First, the burden of proof in a criminal case was not relevant to the slander case before the jury. Second, even if the jury should have been informed of the burden of proof in a criminal case, the trial judge, and not a witness, would have been the proper person to convey the information to the jury. Raines v. Williams, 397 So. 2d 86 (Ala.1981).


The next allegation of error relates to the trial court's jury charges. The trial court instructed the jury that theft of $1,500 is a Class B felony with a maximum possible sentence of 20 years. The defendants claim that this charge was obscure and confusing to the jury. The record shows that the trial court charged the jury that defamation is a communication to a third person of a false imputation of crime or moral delinquency concerning the plaintiff. Since this instruction was given, it was also appropriate for the trial court to charge the jury that theft of $1,500 was a crime. Furthermore, error, if any, in giving this charge to the jury is not reversible, because it has not been shown that it probably resulted in any prejudice to the plaintiff. Rule 45, A.R.App.P.

The defendants also objected to the trial court's charges on actual malice, but we find no error in those charges. One of the instructions on "actual malice," that it is defined as knowledge of the falsity of a statement or the reckless disregard of whether the statement is true or false, was given at the defendants' request. The other instruction said that actual malice may be shown by evidence of ill will, hostility, threats, rivalry, former slanders, or the violence of a defendant's language, and this is a correct statement of the law. See Kirby v. Williamson Oil Co., 510 So. 2d 176 (Ala.1987).


Finally, the defendants contend that the damages award is excessive and they argue that the court erred in denying their motion for a JNOV, a new trial, or a remittitur. In support of their motion, the defendants *202 argued that Royster failed to prove that he suffered damages so extensive as to justify a $100,000 award and that there was no evidence to support an award for punitive damages. The court conducted a thorough analysis pursuant to Hammond v. City of Gadsden, 493 So. 2d 1374 (Ala.1986), and then issued an extensive order denying the defendants' motion. In its order, the trial court specifically found that the jury had been fair and impartial, that the verdict was supported by the evidence, that the compensatory damages award was not unreasonable, and that the punitive damages award was not excessive.

The trial court noted that the facts were hotly contested, but stated that the evidence supported a finding that the defendants maliciously slandered Royster by accusing him of the theft of $1,500. Where a verdict is supported by the evidence, the trial court should exercise its discretion in favor of the validity of the jury verdict. Hammond, supra. Furthermore, a trial court's refusal to grant a new trial on the ground that the verdict is against the great weight of the evidence will not be reversed unless the preponderance of the evidence against the verdict is so decided as to clearly convince this Court that it is wrong and unjust. Green Oil Co. v. Hornsby, 539 So. 2d 218 (Ala.1989). The defendants have not met this burden. Accordingly, the trial court's ruling on this issue is due to be affirmed.

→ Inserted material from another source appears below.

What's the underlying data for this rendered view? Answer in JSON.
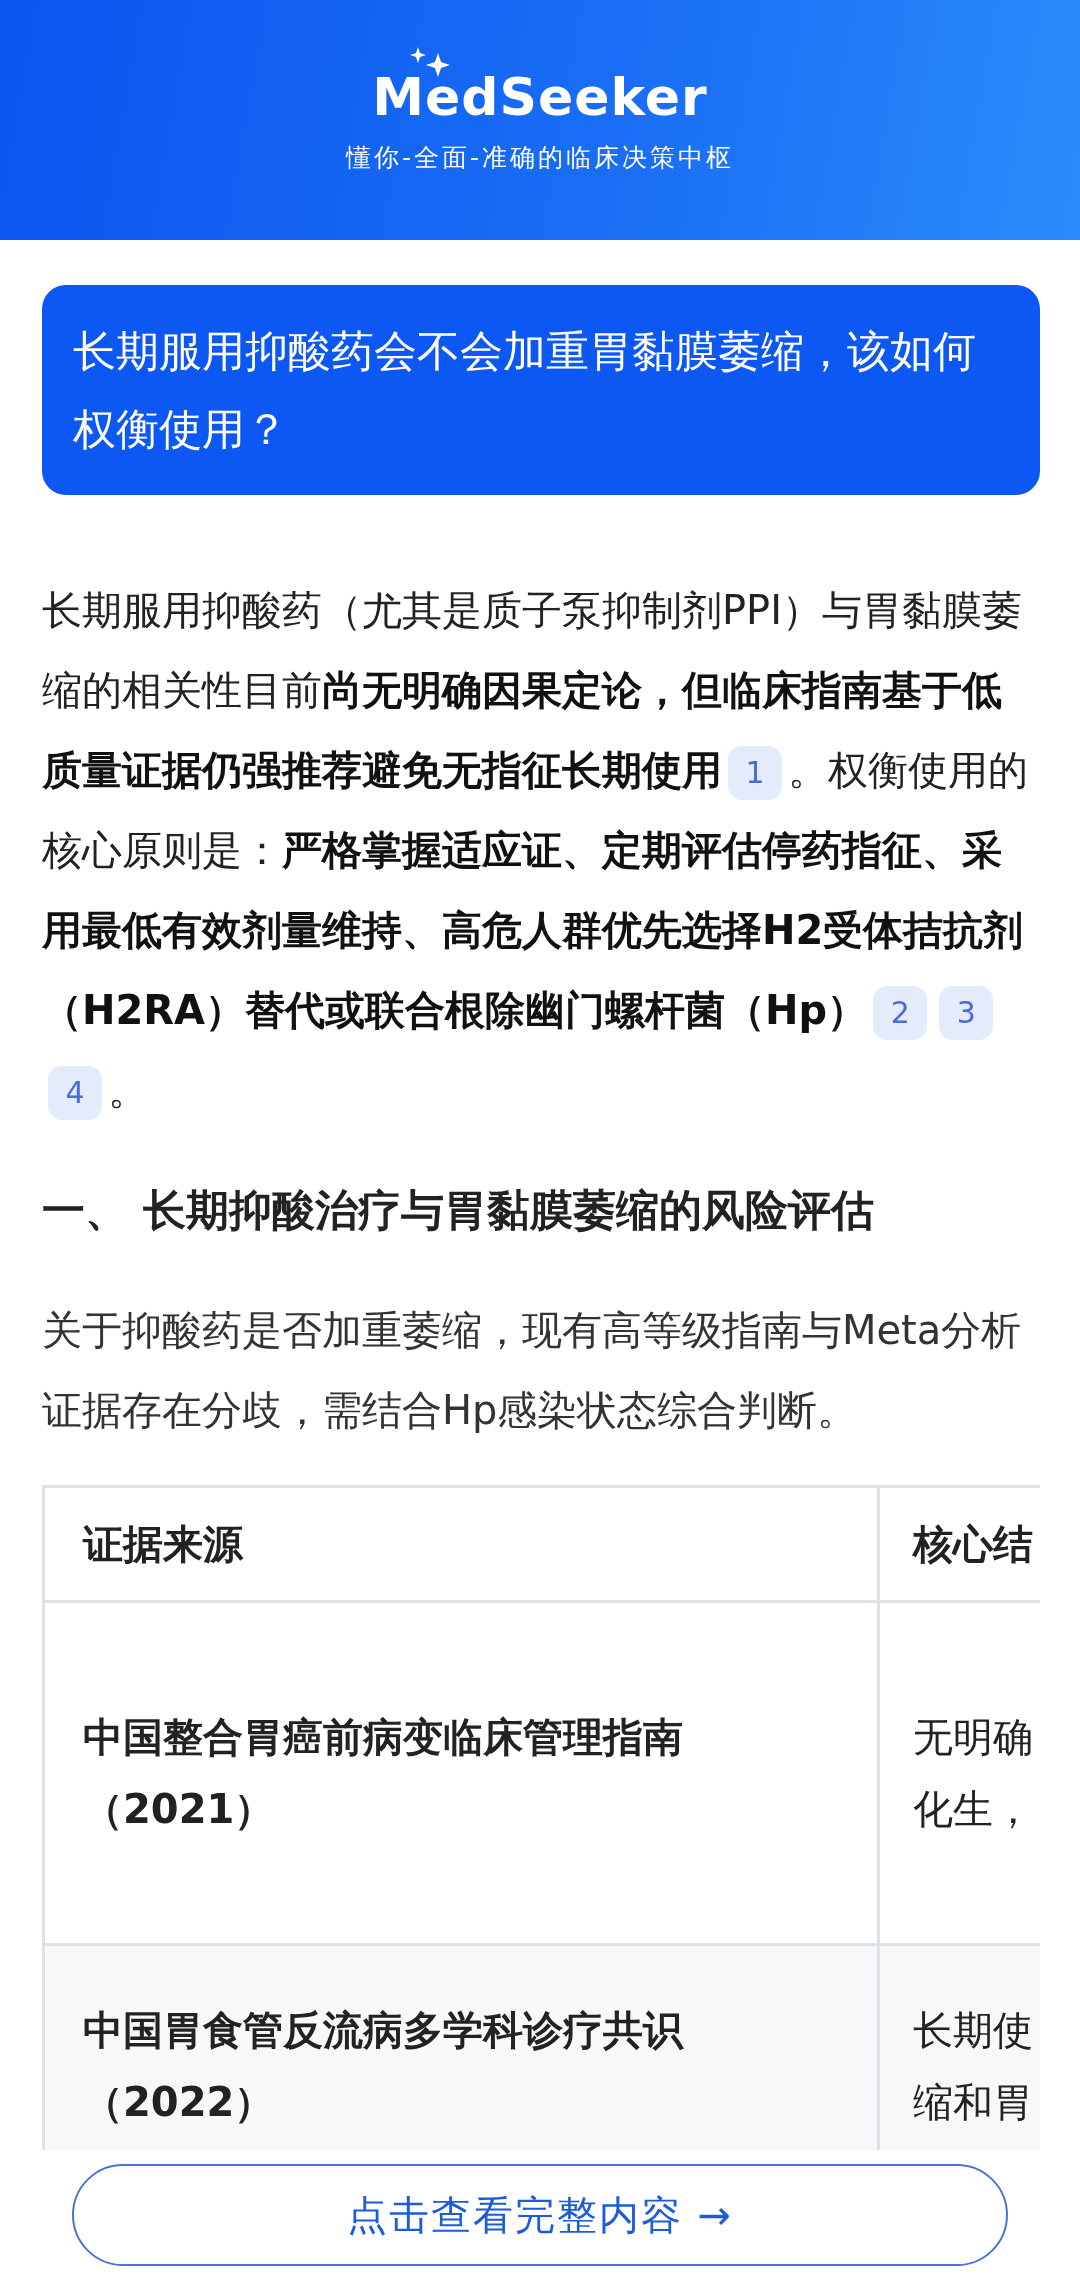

With regard to the issue of remittitur, we note initially that the trial court applied the principles of law adopted in Hammond and carefully set out the reasons explaining its decision to deny a remittitur. Further, jury verdicts are presumed correct, and that presumption is strengthened when the trial judge refuses to grant a new trial. Super Valu Stores, Inc. v. Peterson, 506 So. 2d 317 (Ala.1987). Finally, it is well established that, in considering the excessiveness of a verdict, each case must be determined on its own facts, and a court of review may not substitute its judgment for that of the jury. Green Oil Co., supra. With these principles in mind, we have reviewed the record and the trial court's thorough Hammond order. The record presents us with no reason to disagree with the trial court's findings and ruling on the issue of damages.

For the foregoing reasons, the judgment is affirmed.